> DATA SUPPLIED:
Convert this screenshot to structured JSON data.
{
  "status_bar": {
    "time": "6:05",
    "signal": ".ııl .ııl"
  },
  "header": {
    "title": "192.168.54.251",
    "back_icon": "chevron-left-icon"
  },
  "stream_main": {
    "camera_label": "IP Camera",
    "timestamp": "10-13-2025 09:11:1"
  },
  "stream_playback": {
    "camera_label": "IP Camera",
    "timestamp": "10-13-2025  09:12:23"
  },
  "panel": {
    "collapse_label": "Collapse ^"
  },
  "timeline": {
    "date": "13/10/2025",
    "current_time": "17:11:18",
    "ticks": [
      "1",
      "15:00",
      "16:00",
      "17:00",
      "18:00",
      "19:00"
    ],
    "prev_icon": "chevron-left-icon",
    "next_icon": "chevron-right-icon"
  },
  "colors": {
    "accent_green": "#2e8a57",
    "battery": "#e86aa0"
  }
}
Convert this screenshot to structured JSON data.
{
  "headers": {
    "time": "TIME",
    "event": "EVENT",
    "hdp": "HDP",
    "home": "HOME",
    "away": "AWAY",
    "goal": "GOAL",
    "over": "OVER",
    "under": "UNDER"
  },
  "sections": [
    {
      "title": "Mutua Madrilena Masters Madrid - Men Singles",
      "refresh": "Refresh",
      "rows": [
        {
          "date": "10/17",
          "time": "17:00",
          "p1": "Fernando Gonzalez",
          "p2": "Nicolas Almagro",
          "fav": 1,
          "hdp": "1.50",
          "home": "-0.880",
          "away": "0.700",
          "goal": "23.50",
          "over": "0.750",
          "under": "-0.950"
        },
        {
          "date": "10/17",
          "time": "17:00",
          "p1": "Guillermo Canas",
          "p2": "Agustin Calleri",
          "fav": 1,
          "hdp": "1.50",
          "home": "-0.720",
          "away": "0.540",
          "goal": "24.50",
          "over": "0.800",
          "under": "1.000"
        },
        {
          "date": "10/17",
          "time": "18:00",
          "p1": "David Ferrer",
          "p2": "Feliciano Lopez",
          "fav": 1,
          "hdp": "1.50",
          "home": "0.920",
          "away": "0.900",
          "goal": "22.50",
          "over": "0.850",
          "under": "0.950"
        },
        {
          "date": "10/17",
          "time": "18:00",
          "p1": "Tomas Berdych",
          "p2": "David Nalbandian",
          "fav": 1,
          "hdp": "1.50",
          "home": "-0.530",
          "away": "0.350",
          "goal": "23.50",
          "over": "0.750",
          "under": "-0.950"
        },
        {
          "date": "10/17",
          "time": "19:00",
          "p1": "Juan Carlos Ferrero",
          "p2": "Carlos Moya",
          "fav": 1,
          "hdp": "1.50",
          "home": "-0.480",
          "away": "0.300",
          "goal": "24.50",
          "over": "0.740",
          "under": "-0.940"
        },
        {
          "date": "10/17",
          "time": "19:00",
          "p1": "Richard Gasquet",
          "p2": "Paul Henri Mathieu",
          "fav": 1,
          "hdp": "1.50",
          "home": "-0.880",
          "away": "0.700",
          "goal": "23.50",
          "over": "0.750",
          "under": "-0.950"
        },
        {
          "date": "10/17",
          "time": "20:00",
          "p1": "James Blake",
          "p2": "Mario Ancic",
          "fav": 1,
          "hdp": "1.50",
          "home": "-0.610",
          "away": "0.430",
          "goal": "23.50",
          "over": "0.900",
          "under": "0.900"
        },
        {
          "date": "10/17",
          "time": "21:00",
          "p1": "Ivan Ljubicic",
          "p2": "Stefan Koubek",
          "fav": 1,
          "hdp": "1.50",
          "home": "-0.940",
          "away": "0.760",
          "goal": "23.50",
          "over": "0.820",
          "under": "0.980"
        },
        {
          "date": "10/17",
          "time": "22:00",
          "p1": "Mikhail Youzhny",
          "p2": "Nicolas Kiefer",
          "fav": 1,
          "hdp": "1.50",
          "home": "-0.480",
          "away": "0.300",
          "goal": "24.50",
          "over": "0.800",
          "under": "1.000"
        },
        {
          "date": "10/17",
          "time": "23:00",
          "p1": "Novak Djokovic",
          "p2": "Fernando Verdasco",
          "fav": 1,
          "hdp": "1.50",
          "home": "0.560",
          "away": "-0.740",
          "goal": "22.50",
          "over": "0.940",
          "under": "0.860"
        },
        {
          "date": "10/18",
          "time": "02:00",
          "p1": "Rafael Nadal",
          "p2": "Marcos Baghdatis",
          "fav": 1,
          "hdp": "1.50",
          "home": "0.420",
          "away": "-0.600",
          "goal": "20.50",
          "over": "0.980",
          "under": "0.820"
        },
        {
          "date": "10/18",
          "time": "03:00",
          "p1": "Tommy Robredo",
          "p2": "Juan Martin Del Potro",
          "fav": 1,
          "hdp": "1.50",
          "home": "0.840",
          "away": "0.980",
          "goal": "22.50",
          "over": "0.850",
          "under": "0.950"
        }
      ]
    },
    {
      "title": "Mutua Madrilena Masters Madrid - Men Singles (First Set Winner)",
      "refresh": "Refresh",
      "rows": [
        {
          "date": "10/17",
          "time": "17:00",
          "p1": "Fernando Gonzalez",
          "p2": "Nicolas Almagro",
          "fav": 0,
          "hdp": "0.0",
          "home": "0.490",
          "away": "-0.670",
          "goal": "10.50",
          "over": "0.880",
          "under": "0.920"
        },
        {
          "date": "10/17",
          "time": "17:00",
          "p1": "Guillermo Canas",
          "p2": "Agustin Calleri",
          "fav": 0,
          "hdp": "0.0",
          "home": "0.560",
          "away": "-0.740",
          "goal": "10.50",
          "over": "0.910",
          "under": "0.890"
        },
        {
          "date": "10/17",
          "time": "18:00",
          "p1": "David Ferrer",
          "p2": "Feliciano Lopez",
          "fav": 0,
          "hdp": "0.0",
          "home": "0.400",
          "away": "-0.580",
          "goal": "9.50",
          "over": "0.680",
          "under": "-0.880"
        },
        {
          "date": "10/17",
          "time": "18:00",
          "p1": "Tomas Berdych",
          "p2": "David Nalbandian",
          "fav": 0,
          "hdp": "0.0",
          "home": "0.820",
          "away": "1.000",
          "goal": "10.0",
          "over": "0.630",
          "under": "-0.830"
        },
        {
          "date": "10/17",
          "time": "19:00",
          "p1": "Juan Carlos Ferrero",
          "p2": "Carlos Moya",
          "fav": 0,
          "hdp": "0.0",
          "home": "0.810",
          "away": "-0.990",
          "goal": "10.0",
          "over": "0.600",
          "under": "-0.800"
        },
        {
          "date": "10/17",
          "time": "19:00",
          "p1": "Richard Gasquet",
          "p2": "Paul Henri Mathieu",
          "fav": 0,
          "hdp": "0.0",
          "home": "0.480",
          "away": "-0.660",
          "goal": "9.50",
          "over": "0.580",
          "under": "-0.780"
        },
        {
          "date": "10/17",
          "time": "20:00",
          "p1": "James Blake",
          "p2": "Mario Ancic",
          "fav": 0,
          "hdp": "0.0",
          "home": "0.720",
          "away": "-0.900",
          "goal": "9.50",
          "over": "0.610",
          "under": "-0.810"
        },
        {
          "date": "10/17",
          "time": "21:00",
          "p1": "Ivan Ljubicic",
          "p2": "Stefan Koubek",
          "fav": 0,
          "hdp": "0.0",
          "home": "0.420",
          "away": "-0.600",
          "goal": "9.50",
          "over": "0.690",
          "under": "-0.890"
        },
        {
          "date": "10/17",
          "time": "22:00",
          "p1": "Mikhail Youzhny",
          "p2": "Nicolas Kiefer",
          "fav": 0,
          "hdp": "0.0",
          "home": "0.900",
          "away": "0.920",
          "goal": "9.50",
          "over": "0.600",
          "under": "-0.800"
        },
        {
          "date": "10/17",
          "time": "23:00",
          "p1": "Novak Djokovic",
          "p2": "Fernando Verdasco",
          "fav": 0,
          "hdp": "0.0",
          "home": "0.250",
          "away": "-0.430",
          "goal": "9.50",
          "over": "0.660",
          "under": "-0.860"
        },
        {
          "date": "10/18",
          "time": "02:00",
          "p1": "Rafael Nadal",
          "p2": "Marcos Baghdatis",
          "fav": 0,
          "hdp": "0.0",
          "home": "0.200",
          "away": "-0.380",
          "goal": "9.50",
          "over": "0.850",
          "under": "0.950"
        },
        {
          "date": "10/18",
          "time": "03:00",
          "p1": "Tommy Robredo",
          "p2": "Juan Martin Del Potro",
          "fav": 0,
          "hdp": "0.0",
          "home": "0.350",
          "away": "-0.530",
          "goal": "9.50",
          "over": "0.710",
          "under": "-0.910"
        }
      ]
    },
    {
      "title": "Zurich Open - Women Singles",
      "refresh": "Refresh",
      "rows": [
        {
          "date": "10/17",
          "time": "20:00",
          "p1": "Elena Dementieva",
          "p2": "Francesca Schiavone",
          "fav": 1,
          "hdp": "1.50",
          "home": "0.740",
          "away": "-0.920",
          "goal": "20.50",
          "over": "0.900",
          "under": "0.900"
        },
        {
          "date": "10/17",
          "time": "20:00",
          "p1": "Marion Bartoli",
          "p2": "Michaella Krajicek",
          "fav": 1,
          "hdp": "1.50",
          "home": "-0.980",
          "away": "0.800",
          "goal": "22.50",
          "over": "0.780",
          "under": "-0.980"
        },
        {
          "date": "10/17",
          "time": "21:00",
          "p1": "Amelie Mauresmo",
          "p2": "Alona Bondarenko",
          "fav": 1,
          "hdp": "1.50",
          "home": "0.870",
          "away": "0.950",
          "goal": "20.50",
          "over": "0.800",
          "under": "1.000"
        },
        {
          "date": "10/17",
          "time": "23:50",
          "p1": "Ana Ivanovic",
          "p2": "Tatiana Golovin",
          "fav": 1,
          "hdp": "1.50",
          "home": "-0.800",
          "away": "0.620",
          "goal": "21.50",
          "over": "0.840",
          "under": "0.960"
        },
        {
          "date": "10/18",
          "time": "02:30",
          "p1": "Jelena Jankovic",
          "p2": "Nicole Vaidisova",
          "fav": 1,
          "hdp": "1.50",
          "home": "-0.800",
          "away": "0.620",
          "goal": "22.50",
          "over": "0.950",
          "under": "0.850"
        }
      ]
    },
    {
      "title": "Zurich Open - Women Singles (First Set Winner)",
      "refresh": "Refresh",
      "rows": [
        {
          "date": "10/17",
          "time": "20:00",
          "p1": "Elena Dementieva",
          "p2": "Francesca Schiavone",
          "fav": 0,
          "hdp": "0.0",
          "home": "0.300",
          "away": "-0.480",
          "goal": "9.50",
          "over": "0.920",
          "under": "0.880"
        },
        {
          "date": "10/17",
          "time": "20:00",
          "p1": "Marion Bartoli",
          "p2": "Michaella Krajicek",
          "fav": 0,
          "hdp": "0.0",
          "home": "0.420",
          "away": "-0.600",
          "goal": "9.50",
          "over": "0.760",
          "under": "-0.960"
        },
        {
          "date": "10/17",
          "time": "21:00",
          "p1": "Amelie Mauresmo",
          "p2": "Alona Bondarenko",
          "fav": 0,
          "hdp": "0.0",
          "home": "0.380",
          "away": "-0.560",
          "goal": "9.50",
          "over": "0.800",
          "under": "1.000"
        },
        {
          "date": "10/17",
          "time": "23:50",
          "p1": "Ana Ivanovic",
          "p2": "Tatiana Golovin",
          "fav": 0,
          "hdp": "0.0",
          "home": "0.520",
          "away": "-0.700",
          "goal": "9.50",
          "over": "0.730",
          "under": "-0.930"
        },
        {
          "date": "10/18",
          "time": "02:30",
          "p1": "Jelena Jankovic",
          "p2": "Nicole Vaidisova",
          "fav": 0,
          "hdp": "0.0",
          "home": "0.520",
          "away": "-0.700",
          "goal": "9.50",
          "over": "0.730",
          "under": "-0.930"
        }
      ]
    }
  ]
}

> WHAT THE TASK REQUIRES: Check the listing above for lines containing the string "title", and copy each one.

> OUTPUT FOR THIS TASK:
    "title": "192.168.54.251",
      "title": "Mutua Madrilena Masters Madrid - Men Singles",
      "title": "Mutua Madrilena Masters Madrid - Men Singles (First Set Winner)",
      "title": "Zurich Open - Women Singles",
      "title": "Zurich Open - Women Singles (First Set Winner)",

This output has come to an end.